We expect that the template will be beneficial for a wide variety of stakeholders across the drug development continuum, with occasional areas of shared value. One opportunity that could benefit both sponsors and CROs would be the development of more automation and reuse of content in downstream processes.

On a more granular level, though, sponsors could potentially identify opportunities to condense existing templates, streamline protocol authoring and review, improve quality, and reduce errors during study conduct. CROs might find more consistent expectations across clients, the ability to streamline protocol authoring and review, fewer protocol templates to manage, and greater efficiency in study start-up and conduct.

Lastly, health authorities could even see an increased consistency and ease of review around sponsor protocols due to streamlined data interpretation, greater ability to compare protocols, and increased use of data standards, enabling end-to-end traceability.

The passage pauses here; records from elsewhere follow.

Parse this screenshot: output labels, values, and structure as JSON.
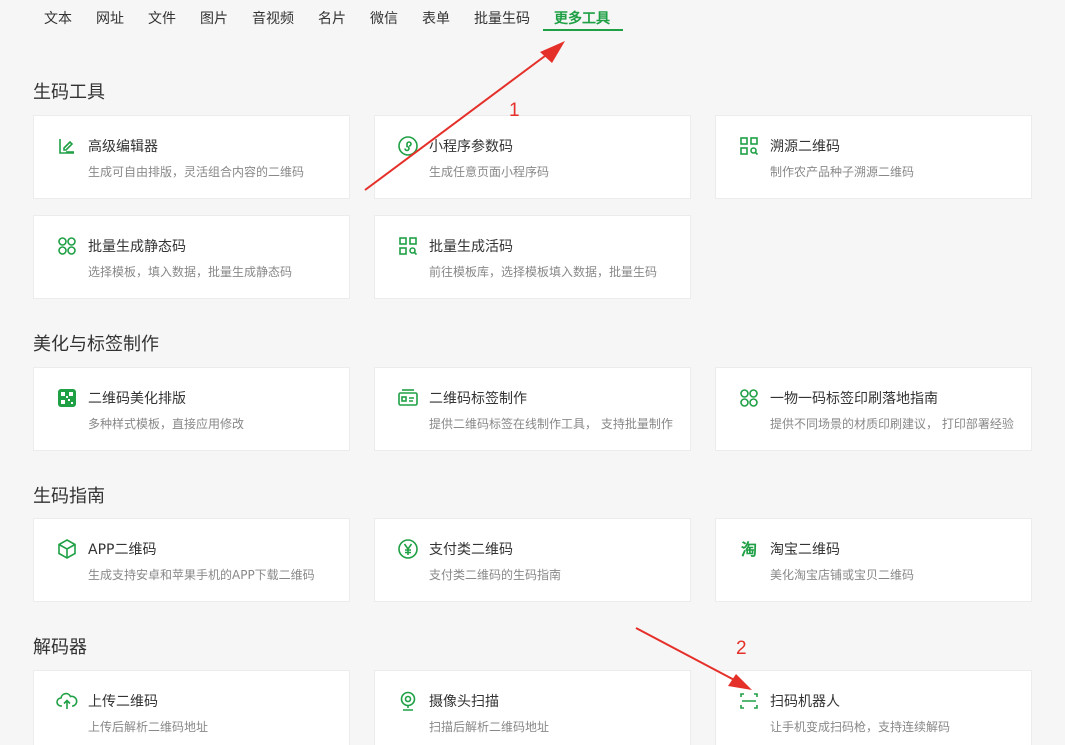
{
  "nav": {
    "tabs": [
      {
        "label": "文本"
      },
      {
        "label": "网址"
      },
      {
        "label": "文件"
      },
      {
        "label": "图片"
      },
      {
        "label": "音视频"
      },
      {
        "label": "名片"
      },
      {
        "label": "微信"
      },
      {
        "label": "表单"
      },
      {
        "label": "批量生码"
      },
      {
        "label": "更多工具"
      }
    ],
    "active": "更多工具"
  },
  "sections": [
    {
      "title": "生码工具",
      "cards": [
        {
          "title": "高级编辑器",
          "desc": "生成可自由排版，灵活组合内容的二维码",
          "icon": "edit-icon"
        },
        {
          "title": "小程序参数码",
          "desc": "生成任意页面小程序码",
          "icon": "miniprogram-icon"
        },
        {
          "title": "溯源二维码",
          "desc": "制作农产品种子溯源二维码",
          "icon": "qr-search-icon"
        },
        {
          "title": "批量生成静态码",
          "desc": "选择模板，填入数据，批量生成静态码",
          "icon": "clover-icon"
        },
        {
          "title": "批量生成活码",
          "desc": "前往模板库，选择模板填入数据，批量生码",
          "icon": "qr-search-icon"
        }
      ]
    },
    {
      "title": "美化与标签制作",
      "cards": [
        {
          "title": "二维码美化排版",
          "desc": "多种样式模板，直接应用修改",
          "icon": "qr-art-icon"
        },
        {
          "title": "二维码标签制作",
          "desc": "提供二维码标签在线制作工具， 支持批量制作",
          "icon": "label-icon"
        },
        {
          "title": "一物一码标签印刷落地指南",
          "desc": "提供不同场景的材质印刷建议， 打印部署经验",
          "icon": "clover-icon"
        }
      ]
    },
    {
      "title": "生码指南",
      "cards": [
        {
          "title": "APP二维码",
          "desc": "生成支持安卓和苹果手机的APP下载二维码",
          "icon": "cube-icon"
        },
        {
          "title": "支付类二维码",
          "desc": "支付类二维码的生码指南",
          "icon": "yen-icon"
        },
        {
          "title": "淘宝二维码",
          "desc": "美化淘宝店铺或宝贝二维码",
          "icon": "taobao-icon"
        }
      ]
    },
    {
      "title": "解码器",
      "cards": [
        {
          "title": "上传二维码",
          "desc": "上传后解析二维码地址",
          "icon": "cloud-upload-icon"
        },
        {
          "title": "摄像头扫描",
          "desc": "扫描后解析二维码地址",
          "icon": "webcam-icon"
        },
        {
          "title": "扫码机器人",
          "desc": "让手机变成扫码枪，支持连续解码",
          "icon": "scan-icon"
        }
      ]
    }
  ],
  "annotations": {
    "arrow1_label": "1",
    "arrow2_label": "2",
    "color": "#e5302a"
  },
  "colors": {
    "accent": "#1fa045",
    "background": "#f6f6f6"
  }
}
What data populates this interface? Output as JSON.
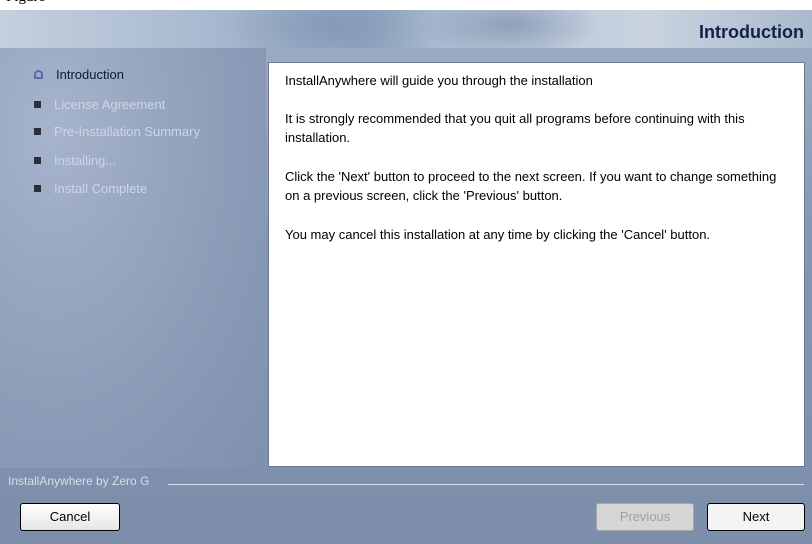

To help make these benefits tangible for our stakeholders, we are actively seeking input to further improve future versions of the protocol template. Earlier in 2019, we held two separate public webinar sessions and fielded a handful of poll questions to understand the challenges and opportunities associated with the use of nonclinical templates. The audience included CROs, health authorities and regulatory agencies, industry groups, research sponsors, and service providers. Representatives from nine of TransCelerate’s  member companies were in attendance, as well.

Based on the results calculated across both webinar sessions, a majority of respondents (43 percent) are using six or more nonclinical protocol templates in their organization. When asked about the most problematic issues with using multiple protocol templates across different sponsors or studies, participants cited process or time inefficiencies (31 percent) and quality of study execution (27 percent) as the top challenges. This was closely followed by inconsistent review or interpretation of studies (19 percent) and difficulty compiling SEND data sets (17 percent). These concerns are ultimately what our version of the nonclinical template is working to address.

Additionally, most respondents agreed (83 percent) that the OECD GLP should be used as a baseline for a global common protocol template, rather than other options such as the FDA GLP. Finally, in terms of implementing CDISC SEND information into the protocol template, attendees were relatively divided on the best course of action. Most said it should be included as a separate section identifying key variables (39 percent), but others felt the information should be included throughout the template in relevant sections (29 percent) or not included at all (32 percent). Overall, these insights are helping us refine and enhance the template so we can continue to decrease study errors, improve data quality, and lead to more rapid protocol development.

As of today, a draft document of the nonclinical protocol template is available for review and feedback by the public. All interested stakeholders are welcome to submit comments and input on the first draft to help us improve, tailor, and revise the template for its official release by the end of the year. Looking ahead, our hope is that we can continue to help facilitate and streamline the toxicology study process for CROs, sponsors, and other industry partners — and have a positive impact on building better, more efficient clinical trials.

About The Author:

Todd Page is director of toxicology at Eli Lilly and Company. At Eli Lilly, Todd focuses on ensuring that the non-clinical toxicology studies conducted to support clinical development are done with the highest quality and in the most efficient manner to speed medicines to patients. He also leads the BioCelerate Common Templates for Nonclinical Studies Initiative, aiming to develop open-source documents for nonclinical study protocols and study reports for sponsors, CROs, and other stakeholders. Todd received his Ph.D in pharmacology/toxicology from the University of Nebraska Medical Center and did post-doctoral work at the University of Wisconsin, focusing on Immunotoxicology.